(Data entries)
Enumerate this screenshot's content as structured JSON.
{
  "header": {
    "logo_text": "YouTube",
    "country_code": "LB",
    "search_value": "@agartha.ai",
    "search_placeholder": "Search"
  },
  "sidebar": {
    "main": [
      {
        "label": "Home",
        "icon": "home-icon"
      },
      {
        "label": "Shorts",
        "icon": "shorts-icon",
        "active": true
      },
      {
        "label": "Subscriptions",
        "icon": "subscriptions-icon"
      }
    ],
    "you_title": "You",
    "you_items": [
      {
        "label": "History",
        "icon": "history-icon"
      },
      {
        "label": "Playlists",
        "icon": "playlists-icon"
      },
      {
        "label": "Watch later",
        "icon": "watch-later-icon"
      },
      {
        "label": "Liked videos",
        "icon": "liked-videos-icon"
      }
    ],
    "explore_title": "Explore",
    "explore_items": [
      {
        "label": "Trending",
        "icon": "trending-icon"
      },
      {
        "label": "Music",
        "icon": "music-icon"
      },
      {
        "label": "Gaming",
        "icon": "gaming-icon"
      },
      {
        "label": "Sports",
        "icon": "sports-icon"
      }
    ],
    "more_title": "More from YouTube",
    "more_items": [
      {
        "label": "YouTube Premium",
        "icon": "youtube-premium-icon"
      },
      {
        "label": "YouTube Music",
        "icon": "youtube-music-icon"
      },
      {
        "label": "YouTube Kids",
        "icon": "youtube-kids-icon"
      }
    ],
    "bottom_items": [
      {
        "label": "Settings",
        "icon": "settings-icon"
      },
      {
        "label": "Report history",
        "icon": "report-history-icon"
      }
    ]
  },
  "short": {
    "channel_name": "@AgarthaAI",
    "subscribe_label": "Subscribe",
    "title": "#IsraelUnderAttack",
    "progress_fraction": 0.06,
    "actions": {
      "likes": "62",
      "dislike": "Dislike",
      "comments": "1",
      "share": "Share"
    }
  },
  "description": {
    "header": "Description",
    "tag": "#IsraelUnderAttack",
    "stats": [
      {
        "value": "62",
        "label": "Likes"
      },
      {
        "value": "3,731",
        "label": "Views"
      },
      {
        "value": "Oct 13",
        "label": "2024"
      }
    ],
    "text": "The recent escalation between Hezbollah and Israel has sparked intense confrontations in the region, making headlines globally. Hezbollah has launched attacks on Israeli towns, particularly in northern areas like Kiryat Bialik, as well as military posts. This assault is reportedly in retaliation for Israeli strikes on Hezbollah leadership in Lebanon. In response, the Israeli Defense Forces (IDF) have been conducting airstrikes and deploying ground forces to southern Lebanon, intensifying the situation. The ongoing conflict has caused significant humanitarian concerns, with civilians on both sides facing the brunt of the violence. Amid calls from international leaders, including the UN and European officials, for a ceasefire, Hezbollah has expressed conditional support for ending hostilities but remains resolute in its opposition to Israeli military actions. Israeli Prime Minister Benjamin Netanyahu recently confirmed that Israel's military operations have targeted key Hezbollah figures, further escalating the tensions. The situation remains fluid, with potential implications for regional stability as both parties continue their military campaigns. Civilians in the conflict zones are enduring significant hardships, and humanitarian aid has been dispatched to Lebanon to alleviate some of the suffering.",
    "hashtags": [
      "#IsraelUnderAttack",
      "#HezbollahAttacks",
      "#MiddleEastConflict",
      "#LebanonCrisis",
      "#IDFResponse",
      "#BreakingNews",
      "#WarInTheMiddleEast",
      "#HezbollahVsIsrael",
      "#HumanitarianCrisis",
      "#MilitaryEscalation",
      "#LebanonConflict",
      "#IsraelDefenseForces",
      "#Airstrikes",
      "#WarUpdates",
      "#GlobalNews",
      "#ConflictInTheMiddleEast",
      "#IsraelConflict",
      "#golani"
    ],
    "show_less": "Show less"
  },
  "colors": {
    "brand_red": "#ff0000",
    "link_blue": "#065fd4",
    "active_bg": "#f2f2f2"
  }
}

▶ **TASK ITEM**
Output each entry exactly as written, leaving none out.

▶ **TASK SOLUTION**
Enumerate this screenshot's content as structured JSON.
{
  "header": {
    "logo_text": "YouTube",
    "country_code": "LB",
    "search_value": "@agartha.ai",
    "search_placeholder": "Search"
  },
  "sidebar": {
    "main": [
      {
        "label": "Home",
        "icon": "home-icon"
      },
      {
        "label": "Shorts",
        "icon": "shorts-icon",
        "active": true
      },
      {
        "label": "Subscriptions",
        "icon": "subscriptions-icon"
      }
    ],
    "you_title": "You",
    "you_items": [
      {
        "label": "History",
        "icon": "history-icon"
      },
      {
        "label": "Playlists",
        "icon": "playlists-icon"
      },
      {
        "label": "Watch later",
        "icon": "watch-later-icon"
      },
      {
        "label": "Liked videos",
        "icon": "liked-videos-icon"
      }
    ],
    "explore_title": "Explore",
    "explore_items": [
      {
        "label": "Trending",
        "icon": "trending-icon"
      },
      {
        "label": "Music",
        "icon": "music-icon"
      },
      {
        "label": "Gaming",
        "icon": "gaming-icon"
      },
      {
        "label": "Sports",
        "icon": "sports-icon"
      }
    ],
    "more_title": "More from YouTube",
    "more_items": [
      {
        "label": "YouTube Premium",
        "icon": "youtube-premium-icon"
      },
      {
        "label": "YouTube Music",
        "icon": "youtube-music-icon"
      },
      {
        "label": "YouTube Kids",
        "icon": "youtube-kids-icon"
      }
    ],
    "bottom_items": [
      {
        "label": "Settings",
        "icon": "settings-icon"
      },
      {
        "label": "Report history",
        "icon": "report-history-icon"
      }
    ]
  },
  "short": {
    "channel_name": "@AgarthaAI",
    "subscribe_label": "Subscribe",
    "title": "#IsraelUnderAttack",
    "progress_fraction": 0.06,
    "actions": {
      "likes": "62",
      "dislike": "Dislike",
      "comments": "1",
      "share": "Share"
    }
  },
  "description": {
    "header": "Description",
    "tag": "#IsraelUnderAttack",
    "stats": [
      {
        "value": "62",
        "label": "Likes"
      },
      {
        "value": "3,731",
        "label": "Views"
      },
      {
        "value": "Oct 13",
        "label": "2024"
      }
    ],
    "text": "The recent escalation between Hezbollah and Israel has sparked intense confrontations in the region, making headlines globally. Hezbollah has launched attacks on Israeli towns, particularly in northern areas like Kiryat Bialik, as well as military posts. This assault is reportedly in retaliation for Israeli strikes on Hezbollah leadership in Lebanon. In response, the Israeli Defense Forces (IDF) have been conducting airstrikes and deploying ground forces to southern Lebanon, intensifying the situation. The ongoing conflict has caused significant humanitarian concerns, with civilians on both sides facing the brunt of the violence. Amid calls from international leaders, including the UN and European officials, for a ceasefire, Hezbollah has expressed conditional support for ending hostilities but remains resolute in its opposition to Israeli military actions. Israeli Prime Minister Benjamin Netanyahu recently confirmed that Israel's military operations have targeted key Hezbollah figures, further escalating the tensions. The situation remains fluid, with potential implications for regional stability as both parties continue their military campaigns. Civilians in the conflict zones are enduring significant hardships, and humanitarian aid has been dispatched to Lebanon to alleviate some of the suffering.",
    "hashtags": [
      "#IsraelUnderAttack",
      "#HezbollahAttacks",
      "#MiddleEastConflict",
      "#LebanonCrisis",
      "#IDFResponse",
      "#BreakingNews",
      "#WarInTheMiddleEast",
      "#HezbollahVsIsrael",
      "#HumanitarianCrisis",
      "#MilitaryEscalation",
      "#LebanonConflict",
      "#IsraelDefenseForces",
      "#Airstrikes",
      "#WarUpdates",
      "#GlobalNews",
      "#ConflictInTheMiddleEast",
      "#IsraelConflict",
      "#golani"
    ],
    "show_less": "Show less"
  },
  "colors": {
    "brand_red": "#ff0000",
    "link_blue": "#065fd4",
    "active_bg": "#f2f2f2"
  }
}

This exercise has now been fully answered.